• INSTRUCTIONS TO FOLLOW
Throughout the records below, find each line holding "content" and copy it.

• EXTRACTED ENTRIES
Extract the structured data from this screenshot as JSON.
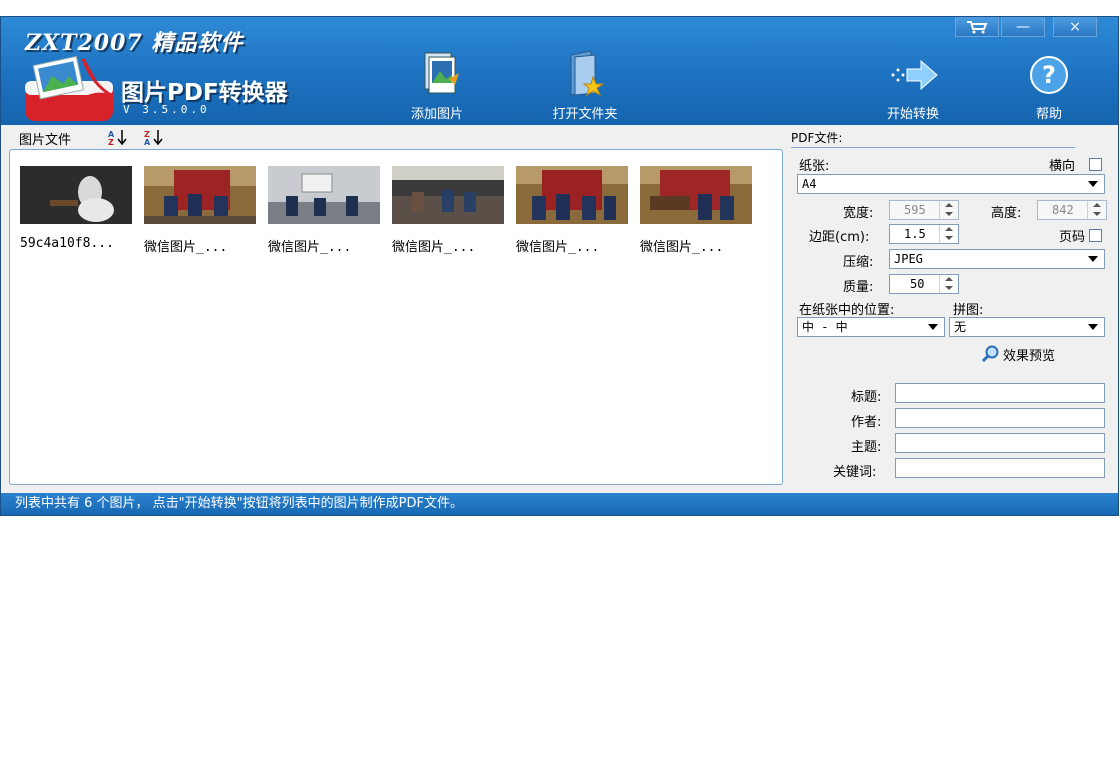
{
  "window": {
    "brand": "ZXT2007 精品软件",
    "app_title": "图片PDF转换器",
    "version": "V 3.5.0.0",
    "controls": {
      "cart": "cart-icon",
      "minimize": "—",
      "close": "×"
    }
  },
  "toolbar": {
    "add_images": "添加图片",
    "open_folder": "打开文件夹",
    "start_convert": "开始转换",
    "help": "帮助"
  },
  "file_list": {
    "header_label": "图片文件",
    "sort_asc_icon": "sort-az-icon",
    "sort_desc_icon": "sort-za-icon",
    "items": [
      {
        "name": "59c4a10f8..."
      },
      {
        "name": "微信图片_..."
      },
      {
        "name": "微信图片_..."
      },
      {
        "name": "微信图片_..."
      },
      {
        "name": "微信图片_..."
      },
      {
        "name": "微信图片_..."
      }
    ]
  },
  "settings": {
    "section_title": "PDF文件:",
    "paper_label": "纸张:",
    "landscape_label": "横向",
    "paper_value": "A4",
    "width_label": "宽度:",
    "width_value": "595",
    "height_label": "高度:",
    "height_value": "842",
    "margin_label": "边距(cm):",
    "margin_value": "1.5",
    "page_number_label": "页码",
    "compression_label": "压缩:",
    "compression_value": "JPEG",
    "quality_label": "质量:",
    "quality_value": "50",
    "position_label": "在纸张中的位置:",
    "position_value": "中 - 中",
    "collage_label": "拼图:",
    "collage_value": "无",
    "preview_label": "效果预览",
    "title_label": "标题:",
    "author_label": "作者:",
    "subject_label": "主题:",
    "keywords_label": "关键词:",
    "title_value": "",
    "author_value": "",
    "subject_value": "",
    "keywords_value": ""
  },
  "status": {
    "text": "列表中共有 6 个图片，  点击\"开始转换\"按钮将列表中的图片制作成PDF文件。"
  },
  "colors": {
    "header_blue": "#1e74c2",
    "status_blue": "#1868b3",
    "border_blue": "#7aa7d4"
  }
}
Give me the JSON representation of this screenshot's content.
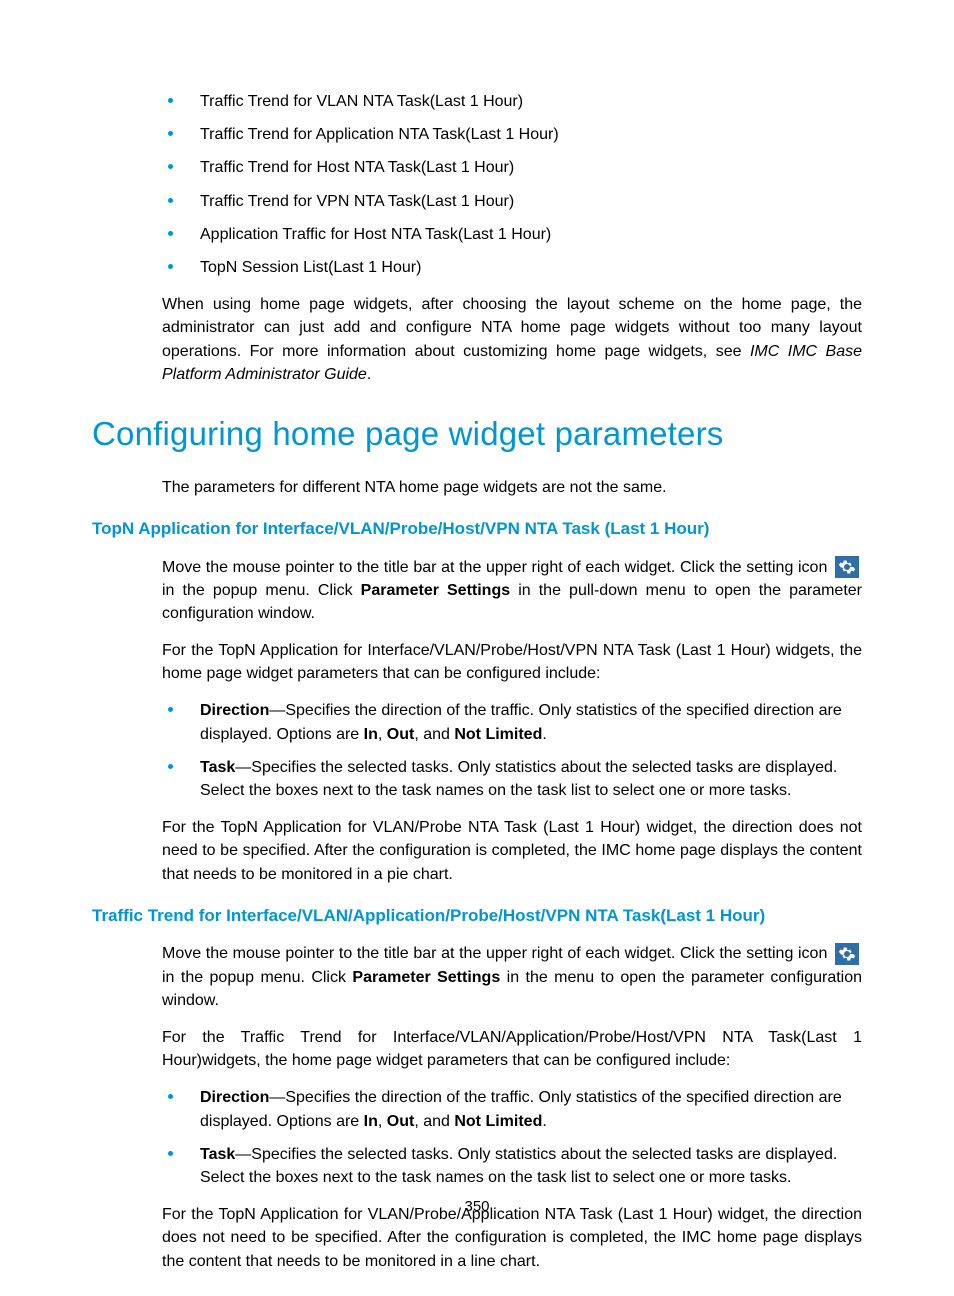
{
  "topBullets": [
    "Traffic Trend for VLAN NTA Task(Last 1 Hour)",
    "Traffic Trend for Application NTA Task(Last 1 Hour)",
    "Traffic Trend for Host NTA Task(Last 1 Hour)",
    "Traffic Trend for VPN NTA Task(Last 1 Hour)",
    "Application Traffic for Host NTA Task(Last 1 Hour)",
    "TopN Session List(Last 1 Hour)"
  ],
  "introParaPart1": "When using home page widgets, after choosing the layout scheme on the home page, the administrator can just add and configure NTA home page widgets without too many layout operations. For more information about customizing home page widgets, see ",
  "introParaItalic": "IMC IMC Base Platform Administrator Guide",
  "introParaEnd": ".",
  "h1": "Configuring home page widget parameters",
  "h1Intro": "The parameters for different NTA home page widgets are not the same.",
  "sub1": {
    "title": "TopN Application for Interface/VLAN/Probe/Host/VPN NTA Task (Last 1 Hour)",
    "p1a": "Move the mouse pointer to the title bar at the upper right of each widget. Click the setting icon ",
    "p1b": " in the popup menu. Click ",
    "p1bold": "Parameter Settings",
    "p1c": " in the pull-down menu to open the parameter configuration window.",
    "p2": "For the TopN Application for Interface/VLAN/Probe/Host/VPN NTA Task (Last 1 Hour) widgets, the home page widget parameters that can be configured include:",
    "dirLabel": "Direction",
    "dirTextA": "—Specifies the direction of the traffic. Only statistics of the specified direction are displayed. Options are ",
    "dirIn": "In",
    "dirComma": ", ",
    "dirOut": "Out",
    "dirAnd": ", and ",
    "dirNL": "Not Limited",
    "dirEnd": ".",
    "taskLabel": "Task",
    "taskText": "—Specifies the selected tasks. Only statistics about the selected tasks are displayed. Select the boxes next to the task names on the task list to select one or more tasks.",
    "p3": "For the TopN Application for VLAN/Probe NTA Task (Last 1 Hour) widget, the direction does not need to be specified. After the configuration is completed, the IMC home page displays the content that needs to be monitored in a pie chart."
  },
  "sub2": {
    "title": "Traffic Trend for Interface/VLAN/Application/Probe/Host/VPN NTA Task(Last 1 Hour)",
    "p1a": "Move the mouse pointer to the title bar at the upper right of each widget. Click the setting icon ",
    "p1b": " in the popup menu. Click ",
    "p1bold": "Parameter Settings",
    "p1c": " in the menu to open the parameter configuration window.",
    "p2": "For the Traffic Trend for Interface/VLAN/Application/Probe/Host/VPN NTA Task(Last 1 Hour)widgets, the home page widget parameters that can be configured include:",
    "dirLabel": "Direction",
    "dirTextA": "—Specifies the direction of the traffic. Only statistics of the specified direction are displayed. Options are ",
    "dirIn": "In",
    "dirComma": ", ",
    "dirOut": "Out",
    "dirAnd": ", and ",
    "dirNL": "Not Limited",
    "dirEnd": ".",
    "taskLabel": "Task",
    "taskText": "—Specifies the selected tasks. Only statistics about the selected tasks are displayed. Select the boxes next to the task names on the task list to select one or more tasks.",
    "p3": "For the TopN Application for VLAN/Probe/Application NTA Task (Last 1 Hour) widget, the direction does not need to be specified. After the configuration is completed, the IMC home page displays the content that needs to be monitored in a line chart."
  },
  "pageNumber": "350"
}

• ANSWER SPACE
Give me the JSON representation of this screenshot's content.
    "p3": "For the TopN Application for VLAN/Probe NTA Task (Last 1 Hour) widget, the direction does not need to be specified. After the configuration is completed, the IMC home page displays the content that needs to be monitored in a pie chart."
    "p3": "For the TopN Application for VLAN/Probe/Application NTA Task (Last 1 Hour) widget, the direction does not need to be specified. After the configuration is completed, the IMC home page displays the content that needs to be monitored in a line chart."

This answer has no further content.